New Year, New Home projects. When you start the process of making renovations, make sure you ask the right questions. Many people fall victim to the bid quote they get from general contractors to renovate their homes. Our goal is to help you stay on budget! No one should pay more than they have to for any service.
Let us use the renovation quotes we often get for a kitchen remodel… many bids are likely to only cover about 33-50% of the total cost depending on the contractor.
The question then becomes, how do YOU the consumer protect yourself from predatory contractors who quote one thing and the final cost is dramatically different?
Ask the right questions upfront.
While the majority of general contractors include demolition, disposal and installation in their bids, many omit the cost of supplies/materials/hardware. If you are dealing with a novice contractor, they do not know the cost of materials so they wait to price everything based on your specifications. The cost of materials varies tremendously by region, store, and your personal preference. For example, backsplash tiles can run from $7 to $90, a square foot.

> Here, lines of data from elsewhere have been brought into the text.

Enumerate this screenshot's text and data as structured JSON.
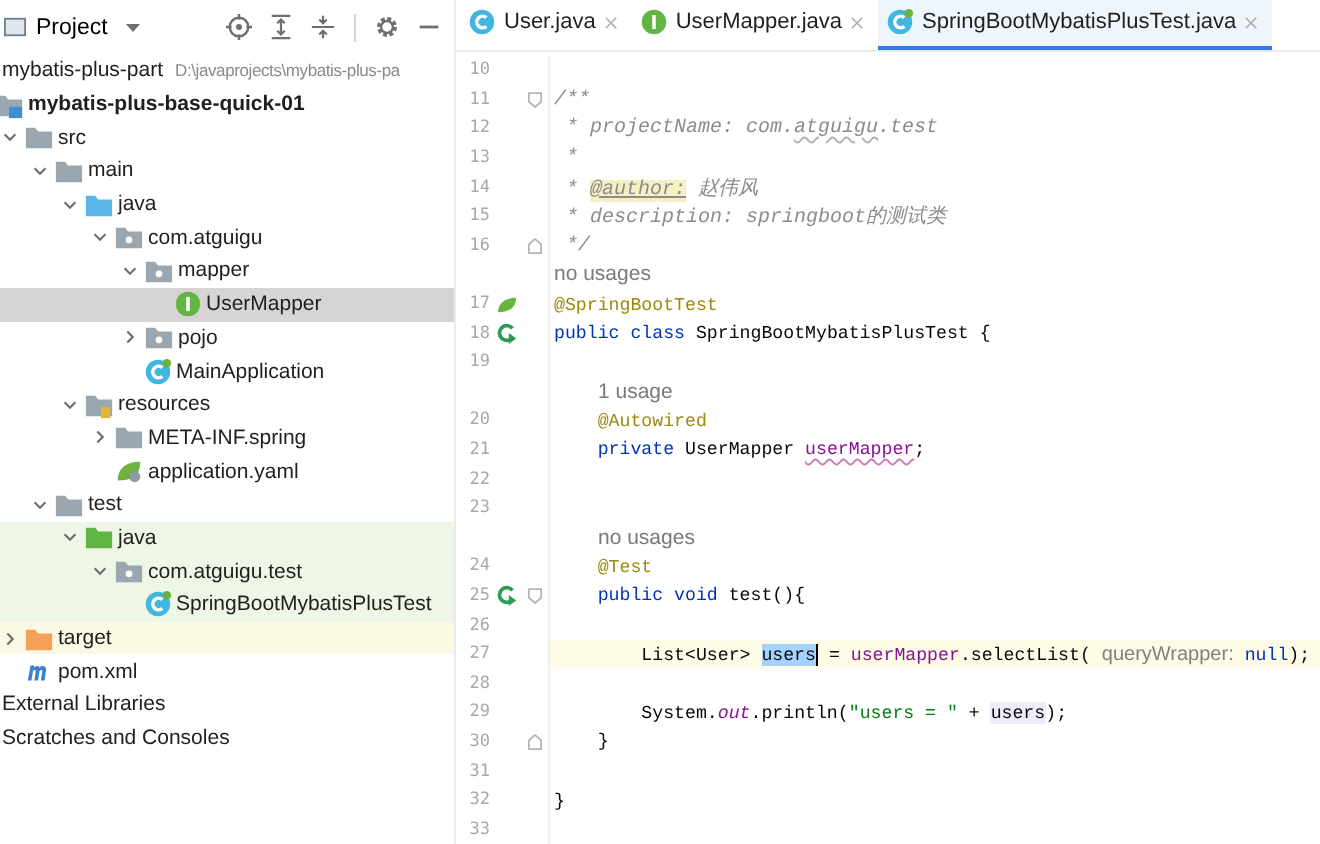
{
  "project_panel": {
    "title": "Project",
    "toolbar": [
      {
        "kind": "locate"
      },
      {
        "kind": "expand-all"
      },
      {
        "kind": "collapse-all"
      },
      {
        "kind": "settings"
      },
      {
        "kind": "hide"
      }
    ]
  },
  "tree": [
    {
      "label": "mybatis-plus-part",
      "path": "D:\\javaprojects\\mybatis-plus-pa",
      "selected": false,
      "children": [
        {
          "label": "mybatis-plus-base-quick-01",
          "kind": "module",
          "bold": true,
          "selected": false,
          "children": [
            {
              "label": "src",
              "kind": "folder",
              "expanded": true,
              "selected": false,
              "children": [
                {
                  "label": "main",
                  "kind": "folder",
                  "expanded": true,
                  "selected": false,
                  "children": [
                    {
                      "label": "java",
                      "kind": "source-folder",
                      "expanded": true,
                      "selected": false,
                      "children": [
                        {
                          "label": "com.atguigu",
                          "kind": "package",
                          "expanded": true,
                          "selected": false,
                          "children": [
                            {
                              "label": "mapper",
                              "kind": "package",
                              "expanded": true,
                              "selected": false,
                              "children": [
                                {
                                  "label": "UserMapper",
                                  "kind": "interface",
                                  "selected": true
                                }
                              ]
                            },
                            {
                              "label": "pojo",
                              "kind": "package",
                              "expanded": false,
                              "selected": false
                            },
                            {
                              "label": "MainApplication",
                              "kind": "spring-class",
                              "selected": false
                            }
                          ]
                        }
                      ]
                    },
                    {
                      "label": "resources",
                      "kind": "resources",
                      "expanded": true,
                      "selected": false,
                      "children": [
                        {
                          "label": "META-INF.spring",
                          "kind": "folder",
                          "expanded": false,
                          "selected": false
                        },
                        {
                          "label": "application.yaml",
                          "kind": "yaml",
                          "selected": false
                        }
                      ]
                    }
                  ]
                },
                {
                  "label": "test",
                  "kind": "folder",
                  "expanded": true,
                  "selected": false,
                  "children": [
                    {
                      "label": "java",
                      "kind": "test-folder",
                      "expanded": true,
                      "selected": false,
                      "test_scope": true,
                      "children": [
                        {
                          "label": "com.atguigu.test",
                          "kind": "package",
                          "expanded": true,
                          "selected": false,
                          "test_scope": true,
                          "children": [
                            {
                              "label": "SpringBootMybatisPlusTest",
                              "kind": "spring-class",
                              "selected": false,
                              "test_scope": true
                            }
                          ]
                        }
                      ]
                    }
                  ]
                }
              ]
            },
            {
              "label": "target",
              "kind": "excluded-folder",
              "expanded": false,
              "selected": false,
              "excluded": true
            },
            {
              "label": "pom.xml",
              "kind": "maven",
              "selected": false
            }
          ]
        }
      ]
    },
    {
      "label": "External Libraries",
      "selected": false
    },
    {
      "label": "Scratches and Consoles",
      "selected": false
    }
  ],
  "tabs": [
    {
      "label": "User.java",
      "kind": "class",
      "selected": false
    },
    {
      "label": "UserMapper.java",
      "kind": "interface",
      "selected": false
    },
    {
      "label": "SpringBootMybatisPlusTest.java",
      "kind": "spring-class",
      "selected": true
    }
  ],
  "editor": {
    "lines": [
      {
        "kind": "code",
        "number": "10"
      },
      {
        "kind": "code",
        "number": "11",
        "fold": {
          "kind": "start"
        },
        "tokens": [
          {
            "text": "/**",
            "kind": "comment"
          }
        ]
      },
      {
        "kind": "code",
        "number": "12",
        "tokens": [
          {
            "text": " * projectName: com.",
            "kind": "comment"
          },
          {
            "text": "atguigu",
            "kind": "comment-typo"
          },
          {
            "text": ".test",
            "kind": "comment"
          }
        ]
      },
      {
        "kind": "code",
        "number": "13",
        "tokens": [
          {
            "text": " *",
            "kind": "comment"
          }
        ]
      },
      {
        "kind": "code",
        "number": "14",
        "tokens": [
          {
            "text": " * ",
            "kind": "comment"
          },
          {
            "text": "@author:",
            "kind": "doc-tag"
          },
          {
            "text": " 赵伟风",
            "kind": "comment"
          }
        ]
      },
      {
        "kind": "code",
        "number": "15",
        "tokens": [
          {
            "text": " * description: springboot的测试类",
            "kind": "comment"
          }
        ]
      },
      {
        "kind": "code",
        "number": "16",
        "fold": {
          "kind": "end"
        },
        "tokens": [
          {
            "text": " */",
            "kind": "comment"
          }
        ]
      },
      {
        "kind": "hint",
        "text": "no usages"
      },
      {
        "kind": "code",
        "number": "17",
        "gutter": {
          "kind": "bean"
        },
        "tokens": [
          {
            "text": "@SpringBootTest",
            "kind": "annotation"
          }
        ]
      },
      {
        "kind": "code",
        "number": "18",
        "gutter": {
          "kind": "run"
        },
        "tokens": [
          {
            "text": "public class ",
            "kind": "keyword"
          },
          {
            "text": "SpringBootMybatisPlusTest {",
            "kind": "plain"
          }
        ]
      },
      {
        "kind": "code",
        "number": "19"
      },
      {
        "kind": "hint-indented",
        "text": "1 usage"
      },
      {
        "kind": "code",
        "number": "20",
        "tokens": [
          {
            "text": "    @Autowired",
            "kind": "annotation"
          }
        ]
      },
      {
        "kind": "code",
        "number": "21",
        "tokens": [
          {
            "text": "    private ",
            "kind": "keyword"
          },
          {
            "text": "UserMapper ",
            "kind": "plain"
          },
          {
            "text": "userMapper",
            "kind": "field-typo"
          },
          {
            "text": ";",
            "kind": "plain"
          }
        ]
      },
      {
        "kind": "code",
        "number": "22"
      },
      {
        "kind": "code",
        "number": "23"
      },
      {
        "kind": "hint-indented",
        "text": "no usages"
      },
      {
        "kind": "code",
        "number": "24",
        "tokens": [
          {
            "text": "    @Test",
            "kind": "annotation"
          }
        ]
      },
      {
        "kind": "code",
        "number": "25",
        "gutter": {
          "kind": "run"
        },
        "fold": {
          "kind": "start"
        },
        "tokens": [
          {
            "text": "    public void ",
            "kind": "keyword"
          },
          {
            "text": "test(){",
            "kind": "plain"
          }
        ]
      },
      {
        "kind": "code",
        "number": "26"
      },
      {
        "kind": "code",
        "number": "27",
        "current": true,
        "tokens": [
          {
            "text": "        List<User> ",
            "kind": "plain"
          },
          {
            "text": "users",
            "kind": "selected"
          },
          {
            "text": " = ",
            "kind": "plain"
          },
          {
            "text": "userMapper",
            "kind": "field"
          },
          {
            "text": ".selectList( ",
            "kind": "plain"
          },
          {
            "text": "queryWrapper:",
            "kind": "inlay"
          },
          {
            "text": " null",
            "kind": "keyword"
          },
          {
            "text": ");",
            "kind": "plain"
          }
        ]
      },
      {
        "kind": "code",
        "number": "28"
      },
      {
        "kind": "code",
        "number": "29",
        "tokens": [
          {
            "text": "        System.",
            "kind": "plain"
          },
          {
            "text": "out",
            "kind": "static"
          },
          {
            "text": ".println(",
            "kind": "plain"
          },
          {
            "text": "\"users = \"",
            "kind": "string"
          },
          {
            "text": " + ",
            "kind": "plain"
          },
          {
            "text": "users",
            "kind": "usage"
          },
          {
            "text": ");",
            "kind": "plain"
          }
        ]
      },
      {
        "kind": "code",
        "number": "30",
        "fold": {
          "kind": "end"
        },
        "tokens": [
          {
            "text": "    }",
            "kind": "plain"
          }
        ]
      },
      {
        "kind": "code",
        "number": "31"
      },
      {
        "kind": "code",
        "number": "32",
        "tokens": [
          {
            "text": "}",
            "kind": "plain"
          }
        ]
      },
      {
        "kind": "code",
        "number": "33"
      }
    ]
  }
}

ALWAYS ask the contractor what is included in the bid, then use those numbers to estimate further cost. Of course these tend to be ballpark figures but I would prefer to be in the same ballpark as my contractor than be rudely surprised.
A good rule of thumb is to research your potential contractor:
Speak with past clients
See their portfolio of work
Ask what is their statistics on quotes to actual final cost (you want to see if they have a history of underbidding to only cost more in the end or if they are always in the ballpark)
Research them on yelp, google+, Angie’s list (You want to learn everything about this person before you entrust them with thousands of dollars worth of work)
Other Good questions for the general contractor (unless they come highly recommended, I suggest you interview a couple):
How many years have you been in business? (You do not need 50 years of experience to do great work, focus more on quality than quantity. I know several contractors who have been in business for over 10 years but I would not trust them to do any work on my home)
Do you get supplies from a wholesaler (cheaper in bulk) or from Home Depot? If you value neighborhood stores, this is a great way to support local businesses.
What does your bid include? Is this a set price? If you go over budget, will you be responsible for the additional cost/ take it as a loss? (This is important to know upfront and GET EVERYTHING IN WRITING)
Obtain an itemized Quote and Contract and factor in 5% for miscellaneous overages but a good contractor should stay within budget unless they discover issues when walls are opened.
If your contractor does not want to provide a contract in writing with the breakdown of cost…RUN!!
Email us firstname.lastname@example.org for recommendations of some of our trusted contractors or general questions.